Monday, January 16, 2012

Northern Plains hit hard by deer-killing disease

BILLINGS, Mont. (AP) — White-tailed deer populations in parts of eastern Montana and elsewhere in the Northern Plains could take years to recover from a devastating disease that killed thousands of the animals in recent months, wildlife officials and hunting outfitters said.

In northeast Montana, officials said 90 percent or more of whitetail have been killed along a 100-mile stretch of the Milk River from Malta to east of Glasgow. Whitetail deaths also have been reported along the Missouri and Yellowstone rivers in western North Dakota and eastern Montana and scattered sites in Wyoming, South Dakota and eastern Kansas.

The deaths are being attributed to an outbreak of epizootic hemorrhagic disease, or EHD. Transmitted by biting midges, EHD causes internal bleeding that can kill infected animals within just a few days.

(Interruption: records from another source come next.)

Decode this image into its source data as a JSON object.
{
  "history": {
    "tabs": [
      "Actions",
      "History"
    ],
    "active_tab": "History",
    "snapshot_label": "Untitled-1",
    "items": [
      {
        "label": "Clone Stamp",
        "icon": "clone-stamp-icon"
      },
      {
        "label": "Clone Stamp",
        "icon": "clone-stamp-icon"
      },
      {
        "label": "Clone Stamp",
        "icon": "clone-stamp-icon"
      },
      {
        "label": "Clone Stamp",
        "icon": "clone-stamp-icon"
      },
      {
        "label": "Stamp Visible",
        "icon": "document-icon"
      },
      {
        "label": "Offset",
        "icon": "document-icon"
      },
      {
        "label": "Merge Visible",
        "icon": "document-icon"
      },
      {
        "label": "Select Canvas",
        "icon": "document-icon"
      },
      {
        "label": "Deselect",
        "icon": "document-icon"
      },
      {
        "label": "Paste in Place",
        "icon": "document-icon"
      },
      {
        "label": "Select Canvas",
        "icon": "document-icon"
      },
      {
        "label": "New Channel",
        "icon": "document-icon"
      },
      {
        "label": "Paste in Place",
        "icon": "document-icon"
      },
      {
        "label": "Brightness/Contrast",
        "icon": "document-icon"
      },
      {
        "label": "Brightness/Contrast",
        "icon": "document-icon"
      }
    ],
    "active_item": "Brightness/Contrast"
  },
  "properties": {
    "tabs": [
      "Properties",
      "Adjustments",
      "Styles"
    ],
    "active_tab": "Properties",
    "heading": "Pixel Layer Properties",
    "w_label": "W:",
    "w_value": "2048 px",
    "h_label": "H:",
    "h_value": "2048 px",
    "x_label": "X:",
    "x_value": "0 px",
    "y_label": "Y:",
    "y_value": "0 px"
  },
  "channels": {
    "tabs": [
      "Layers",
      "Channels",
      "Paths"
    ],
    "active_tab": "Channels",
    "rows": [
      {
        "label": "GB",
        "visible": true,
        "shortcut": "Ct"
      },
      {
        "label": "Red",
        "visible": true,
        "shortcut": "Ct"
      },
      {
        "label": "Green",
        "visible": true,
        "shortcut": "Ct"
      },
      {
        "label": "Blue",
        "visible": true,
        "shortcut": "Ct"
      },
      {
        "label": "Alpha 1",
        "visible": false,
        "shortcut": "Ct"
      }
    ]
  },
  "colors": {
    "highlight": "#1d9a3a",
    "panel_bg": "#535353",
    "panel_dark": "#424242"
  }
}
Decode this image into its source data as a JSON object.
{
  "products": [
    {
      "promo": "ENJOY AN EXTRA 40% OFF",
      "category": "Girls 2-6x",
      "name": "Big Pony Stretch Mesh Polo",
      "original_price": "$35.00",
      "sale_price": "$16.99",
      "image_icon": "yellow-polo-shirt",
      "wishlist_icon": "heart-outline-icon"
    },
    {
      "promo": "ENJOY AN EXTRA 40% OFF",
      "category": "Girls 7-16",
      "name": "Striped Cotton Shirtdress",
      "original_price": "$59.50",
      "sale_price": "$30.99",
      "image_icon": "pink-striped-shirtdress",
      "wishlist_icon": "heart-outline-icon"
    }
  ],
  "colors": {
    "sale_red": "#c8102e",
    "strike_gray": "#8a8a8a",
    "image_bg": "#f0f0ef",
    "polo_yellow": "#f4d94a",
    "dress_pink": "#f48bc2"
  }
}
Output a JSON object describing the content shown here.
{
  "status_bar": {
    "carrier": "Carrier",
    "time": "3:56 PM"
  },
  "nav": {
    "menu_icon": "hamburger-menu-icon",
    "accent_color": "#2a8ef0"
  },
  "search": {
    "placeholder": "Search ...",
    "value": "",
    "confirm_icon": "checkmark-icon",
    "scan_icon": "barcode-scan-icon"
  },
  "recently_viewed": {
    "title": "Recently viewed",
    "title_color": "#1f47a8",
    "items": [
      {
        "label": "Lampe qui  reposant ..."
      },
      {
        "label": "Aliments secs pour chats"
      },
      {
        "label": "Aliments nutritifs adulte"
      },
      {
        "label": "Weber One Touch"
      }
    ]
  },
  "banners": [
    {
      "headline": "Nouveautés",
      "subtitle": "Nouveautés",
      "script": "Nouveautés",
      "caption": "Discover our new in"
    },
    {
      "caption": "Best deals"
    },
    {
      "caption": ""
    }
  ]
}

"I've been here 21 years and it was worse than any of us here have seen," said Pat Gunderson, the Glasgow-based regional supervisor for Montana Fish, Wildlife and Parks. "Right now it's going to take a few years to get things back to even a moderate population." Read More